*** DATA SHOWN Section Begins ***

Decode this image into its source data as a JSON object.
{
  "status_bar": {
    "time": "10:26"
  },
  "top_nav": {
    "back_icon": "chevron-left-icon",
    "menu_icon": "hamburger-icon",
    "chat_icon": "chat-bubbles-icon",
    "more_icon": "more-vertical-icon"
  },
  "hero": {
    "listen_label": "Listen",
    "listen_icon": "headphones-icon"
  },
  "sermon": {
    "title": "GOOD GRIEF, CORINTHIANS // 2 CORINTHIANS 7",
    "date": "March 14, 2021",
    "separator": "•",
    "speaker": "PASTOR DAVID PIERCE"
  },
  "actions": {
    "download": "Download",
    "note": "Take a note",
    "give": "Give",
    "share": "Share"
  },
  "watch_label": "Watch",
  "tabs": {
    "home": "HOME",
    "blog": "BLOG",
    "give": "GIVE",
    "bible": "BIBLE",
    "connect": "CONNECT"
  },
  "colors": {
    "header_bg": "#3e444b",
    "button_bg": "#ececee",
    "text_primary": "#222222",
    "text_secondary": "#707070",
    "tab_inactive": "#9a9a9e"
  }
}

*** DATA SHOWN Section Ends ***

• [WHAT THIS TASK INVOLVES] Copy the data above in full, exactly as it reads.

• [COMPLETED TASK]
Decode this image into its source data as a JSON object.
{
  "status_bar": {
    "time": "10:26"
  },
  "top_nav": {
    "back_icon": "chevron-left-icon",
    "menu_icon": "hamburger-icon",
    "chat_icon": "chat-bubbles-icon",
    "more_icon": "more-vertical-icon"
  },
  "hero": {
    "listen_label": "Listen",
    "listen_icon": "headphones-icon"
  },
  "sermon": {
    "title": "GOOD GRIEF, CORINTHIANS // 2 CORINTHIANS 7",
    "date": "March 14, 2021",
    "separator": "•",
    "speaker": "PASTOR DAVID PIERCE"
  },
  "actions": {
    "download": "Download",
    "note": "Take a note",
    "give": "Give",
    "share": "Share"
  },
  "watch_label": "Watch",
  "tabs": {
    "home": "HOME",
    "blog": "BLOG",
    "give": "GIVE",
    "bible": "BIBLE",
    "connect": "CONNECT"
  },
  "colors": {
    "header_bg": "#3e444b",
    "button_bg": "#ececee",
    "text_primary": "#222222",
    "text_secondary": "#707070",
    "tab_inactive": "#9a9a9e"
  }
}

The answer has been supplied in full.